[AVAILABLE RECORDS — start]

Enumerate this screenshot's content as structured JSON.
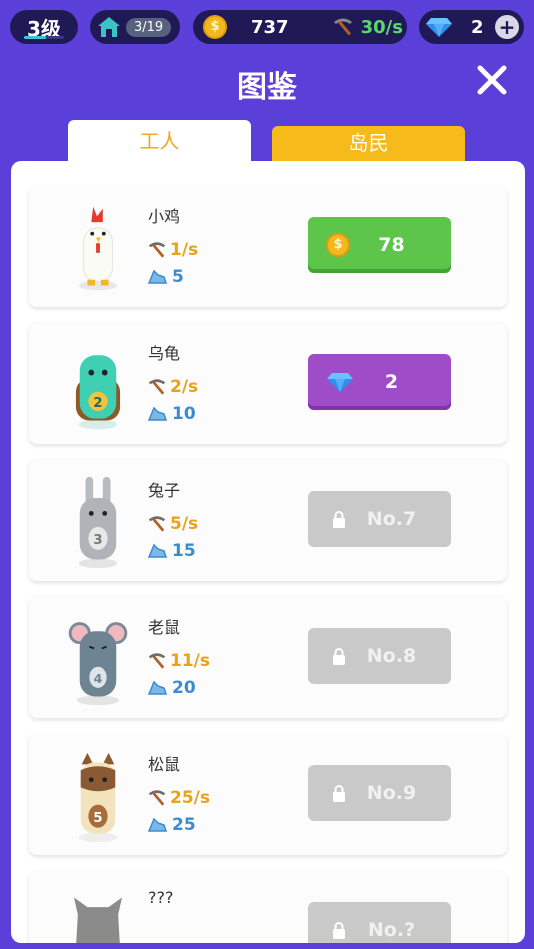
{
  "hud": {
    "level": "3级",
    "level_progress": 0.55,
    "houses": "3/19",
    "coins": "737",
    "rate": "30/s",
    "gems": "2",
    "plus": "+"
  },
  "title": "图鉴",
  "tabs": [
    "工人",
    "岛民"
  ],
  "icons": {
    "coin": "coin-icon",
    "gem": "gem-icon",
    "pickaxe": "pickaxe-icon",
    "sleep": "sleep-icon",
    "lock": "lock-icon",
    "house": "house-icon",
    "close": "close-icon"
  },
  "colors": {
    "background": "#5a3fd8",
    "rate_text": "#e9a21b",
    "sleep_text": "#3b8bd1",
    "buy_coin": "#5cc54a",
    "buy_gem": "#9e4cc7",
    "locked": "#c9c9c9"
  },
  "workers": [
    {
      "name": "小鸡",
      "rate": "1/s",
      "sleep": "5",
      "action": "78",
      "type": "coin"
    },
    {
      "name": "乌龟",
      "rate": "2/s",
      "sleep": "10",
      "action": "2",
      "type": "gem"
    },
    {
      "name": "兔子",
      "rate": "5/s",
      "sleep": "15",
      "action": "No.7",
      "type": "locked"
    },
    {
      "name": "老鼠",
      "rate": "11/s",
      "sleep": "20",
      "action": "No.8",
      "type": "locked"
    },
    {
      "name": "松鼠",
      "rate": "25/s",
      "sleep": "25",
      "action": "No.9",
      "type": "locked"
    },
    {
      "name": "???",
      "rate": "",
      "sleep": "???",
      "action": "No.?",
      "type": "locked"
    }
  ]
}
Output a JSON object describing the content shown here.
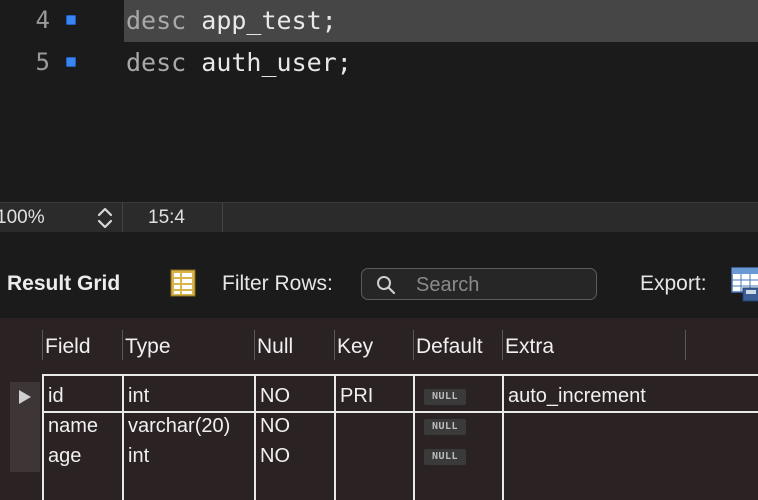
{
  "editor": {
    "lines": [
      {
        "number": "4",
        "keyword": "desc",
        "rest": " app_test;"
      },
      {
        "number": "5",
        "keyword": "desc",
        "rest": " auth_user;"
      }
    ]
  },
  "status": {
    "zoom": "100%",
    "cursor": "15:4"
  },
  "toolbar": {
    "result_grid_label": "Result Grid",
    "filter_rows_label": "Filter Rows:",
    "search_placeholder": "Search",
    "export_label": "Export:"
  },
  "grid": {
    "columns": [
      "Field",
      "Type",
      "Null",
      "Key",
      "Default",
      "Extra"
    ],
    "null_label": "NULL",
    "rows": [
      {
        "field": "id",
        "type": "int",
        "null": "NO",
        "key": "PRI",
        "extra": "auto_increment"
      },
      {
        "field": "name",
        "type": "varchar(20)",
        "null": "NO",
        "key": "",
        "extra": ""
      },
      {
        "field": "age",
        "type": "int",
        "null": "NO",
        "key": "",
        "extra": ""
      }
    ]
  },
  "colors": {
    "breakpoint": "#3a86f0",
    "highlight_line": "#464646",
    "grid_bg": "#2b2224"
  },
  "icons": {
    "stepper": "up-down-chevron-icon",
    "grid": "result-grid-icon",
    "search": "magnifier-icon",
    "export": "export-table-icon"
  }
}
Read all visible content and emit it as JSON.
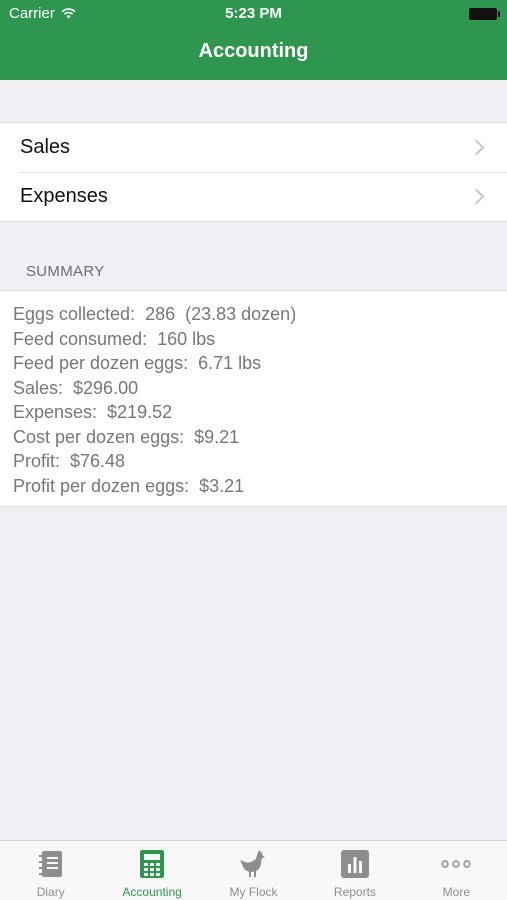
{
  "status_bar": {
    "carrier": "Carrier",
    "time": "5:23 PM"
  },
  "nav": {
    "title": "Accounting"
  },
  "menu": [
    {
      "label": "Sales"
    },
    {
      "label": "Expenses"
    }
  ],
  "summary": {
    "header": "SUMMARY",
    "lines": [
      "Eggs collected:  286  (23.83 dozen)",
      "Feed consumed:  160 lbs",
      "Feed per dozen eggs:  6.71 lbs",
      "Sales:  $296.00",
      "Expenses:  $219.52",
      "Cost per dozen eggs:  $9.21",
      "Profit:  $76.48",
      "Profit per dozen eggs:  $3.21"
    ]
  },
  "tabbar": {
    "tabs": [
      {
        "label": "Diary",
        "icon": "diary-icon"
      },
      {
        "label": "Accounting",
        "icon": "calculator-icon"
      },
      {
        "label": "My Flock",
        "icon": "chicken-icon"
      },
      {
        "label": "Reports",
        "icon": "bar-chart-icon"
      },
      {
        "label": "More",
        "icon": "more-icon"
      }
    ],
    "active": "Accounting"
  },
  "colors": {
    "brand_green": "#2f9650",
    "background": "#efeff4",
    "inactive_tab": "#8e8e8e"
  }
}
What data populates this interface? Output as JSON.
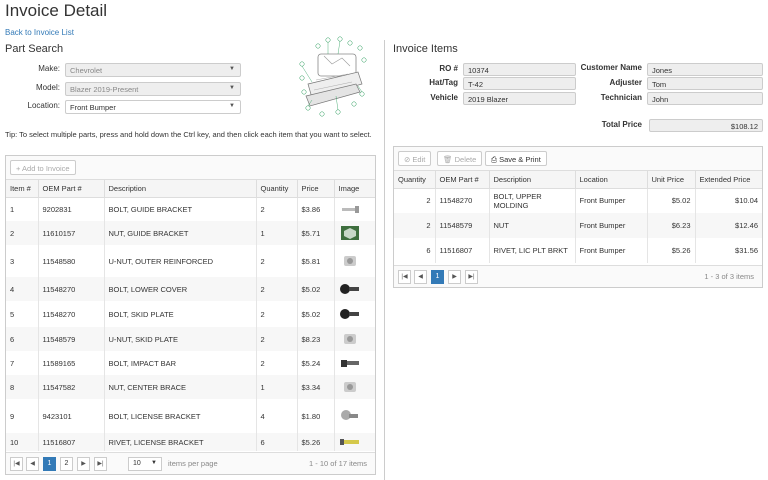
{
  "page": {
    "title": "Invoice Detail",
    "back_link": "Back to Invoice List"
  },
  "part_search": {
    "title": "Part Search",
    "make_label": "Make:",
    "make_value": "Chevrolet",
    "model_label": "Model:",
    "model_value": "Blazer 2019-Present",
    "location_label": "Location:",
    "location_value": "Front Bumper",
    "tip": "Tip: To select multiple parts, press and hold down the Ctrl key, and then click each item that you want to select.",
    "add_button": "+ Add to Invoice",
    "columns": [
      "Item #",
      "OEM Part #",
      "Description",
      "Quantity",
      "Price",
      "Image"
    ],
    "rows": [
      {
        "item": "1",
        "oem": "9202831",
        "desc": "BOLT, GUIDE BRACKET",
        "qty": "2",
        "price": "$3.86",
        "img": "bolt-long"
      },
      {
        "item": "2",
        "oem": "11610157",
        "desc": "NUT, GUIDE BRACKET",
        "qty": "1",
        "price": "$5.71",
        "img": "nut-green"
      },
      {
        "item": "3",
        "oem": "11548580",
        "desc": "U-NUT, OUTER REINFORCED",
        "qty": "2",
        "price": "$5.81",
        "img": "unut"
      },
      {
        "item": "4",
        "oem": "11548270",
        "desc": "BOLT, LOWER COVER",
        "qty": "2",
        "price": "$5.02",
        "img": "bolt-black"
      },
      {
        "item": "5",
        "oem": "11548270",
        "desc": "BOLT, SKID PLATE",
        "qty": "2",
        "price": "$5.02",
        "img": "bolt-black"
      },
      {
        "item": "6",
        "oem": "11548579",
        "desc": "U-NUT, SKID PLATE",
        "qty": "2",
        "price": "$8.23",
        "img": "unut"
      },
      {
        "item": "7",
        "oem": "11589165",
        "desc": "BOLT, IMPACT BAR",
        "qty": "2",
        "price": "$5.24",
        "img": "bolt-dark"
      },
      {
        "item": "8",
        "oem": "11547582",
        "desc": "NUT, CENTER BRACE",
        "qty": "1",
        "price": "$3.34",
        "img": "unut"
      },
      {
        "item": "9",
        "oem": "9423101",
        "desc": "BOLT, LICENSE BRACKET",
        "qty": "4",
        "price": "$1.80",
        "img": "bolt-silver"
      },
      {
        "item": "10",
        "oem": "11516807",
        "desc": "RIVET, LICENSE BRACKET",
        "qty": "6",
        "price": "$5.26",
        "img": "rivet"
      }
    ],
    "pager": {
      "pages": [
        "1",
        "2"
      ],
      "page_size": "10",
      "per_page_label": "items per page",
      "info": "1 - 10 of 17 items"
    }
  },
  "invoice": {
    "title": "Invoice Items",
    "ro_label": "RO #",
    "ro_value": "10374",
    "hat_label": "Hat/Tag",
    "hat_value": "T-42",
    "vehicle_label": "Vehicle",
    "vehicle_value": "2019 Blazer",
    "customer_label": "Customer Name",
    "customer_value": "Jones",
    "adjuster_label": "Adjuster",
    "adjuster_value": "Tom",
    "technician_label": "Technician",
    "technician_value": "John",
    "total_label": "Total Price",
    "total_value": "$108.12",
    "edit_button": "Edit",
    "delete_button": "Delete",
    "save_button": "Save & Print",
    "columns": [
      "Quantity",
      "OEM Part #",
      "Description",
      "Location",
      "Unit Price",
      "Extended Price"
    ],
    "rows": [
      {
        "qty": "2",
        "oem": "11548270",
        "desc": "BOLT, UPPER MOLDING",
        "loc": "Front Bumper",
        "unit": "$5.02",
        "ext": "$10.04"
      },
      {
        "qty": "2",
        "oem": "11548579",
        "desc": "NUT",
        "loc": "Front Bumper",
        "unit": "$6.23",
        "ext": "$12.46"
      },
      {
        "qty": "6",
        "oem": "11516807",
        "desc": "RIVET, LIC PLT BRKT",
        "loc": "Front Bumper",
        "unit": "$5.26",
        "ext": "$31.56"
      }
    ],
    "pager": {
      "pages": [
        "1"
      ],
      "info": "1 - 3 of 3 items"
    }
  },
  "colors": {
    "link": "#337ab7",
    "accent": "#337ab7",
    "diagram_callout": "#2a9d5c"
  }
}
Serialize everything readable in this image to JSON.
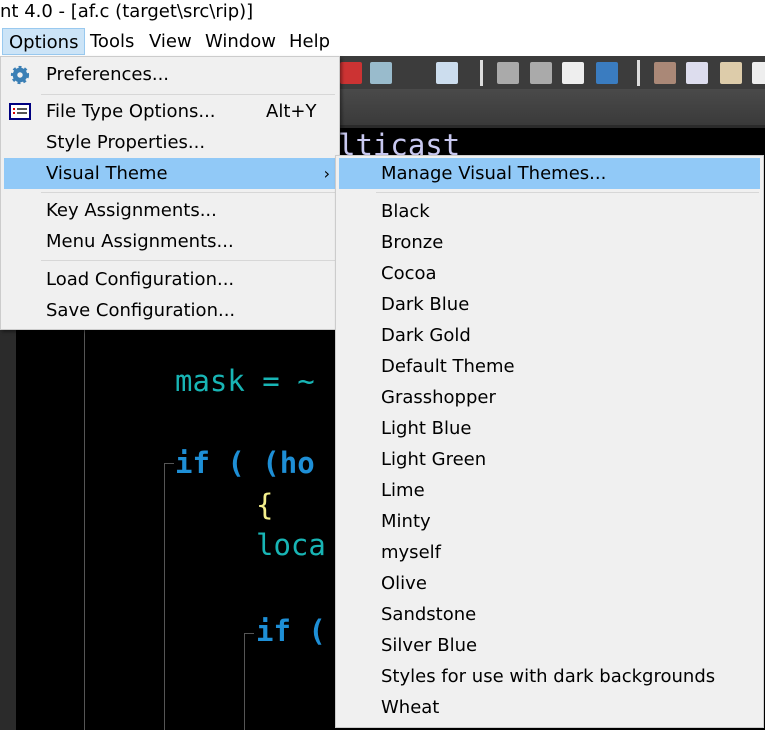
{
  "window": {
    "title": "nt 4.0 - [af.c (target\\src\\rip)]"
  },
  "menubar": [
    {
      "label": "Options",
      "active": true
    },
    {
      "label": "Tools"
    },
    {
      "label": "View"
    },
    {
      "label": "Window"
    },
    {
      "label": "Help"
    }
  ],
  "editor": {
    "lines": [
      "lticast",
      "mask = ~",
      "if ( (ho",
      "{",
      "loca",
      "if ("
    ]
  },
  "options_menu": {
    "items": [
      {
        "label": "Preferences...",
        "icon": "gear-icon"
      },
      {
        "label": "File Type Options...",
        "shortcut": "Alt+Y",
        "icon": "list-icon"
      },
      {
        "label": "Style Properties..."
      },
      {
        "label": "Visual Theme",
        "submenu": true,
        "highlighted": true,
        "arrow": "›"
      },
      {
        "label": "Key Assignments..."
      },
      {
        "label": "Menu Assignments..."
      },
      {
        "label": "Load Configuration..."
      },
      {
        "label": "Save Configuration..."
      }
    ]
  },
  "theme_submenu": {
    "manage": "Manage Visual Themes...",
    "themes": [
      "Black",
      "Bronze",
      "Cocoa",
      "Dark Blue",
      "Dark Gold",
      "Default Theme",
      "Grasshopper",
      "Light Blue",
      "Light Green",
      "Lime",
      "Minty",
      "myself",
      "Olive",
      "Sandstone",
      "Silver Blue",
      "Styles for use with dark backgrounds",
      "Wheat"
    ]
  },
  "colors": {
    "highlight": "#91c9f7",
    "menu_bg": "#f0f0f0",
    "keyword": "#1e8fd6",
    "identifier": "#18b5b5",
    "operator": "#1fc01f",
    "paren": "#f5f08c"
  }
}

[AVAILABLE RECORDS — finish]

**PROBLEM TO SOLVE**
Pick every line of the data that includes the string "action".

**RESULT FOR THIS TASK**
      "action": "78",
      "action": "2",
      "action": "No.7",
      "action": "No.8",
      "action": "No.9",
      "action": "No.?",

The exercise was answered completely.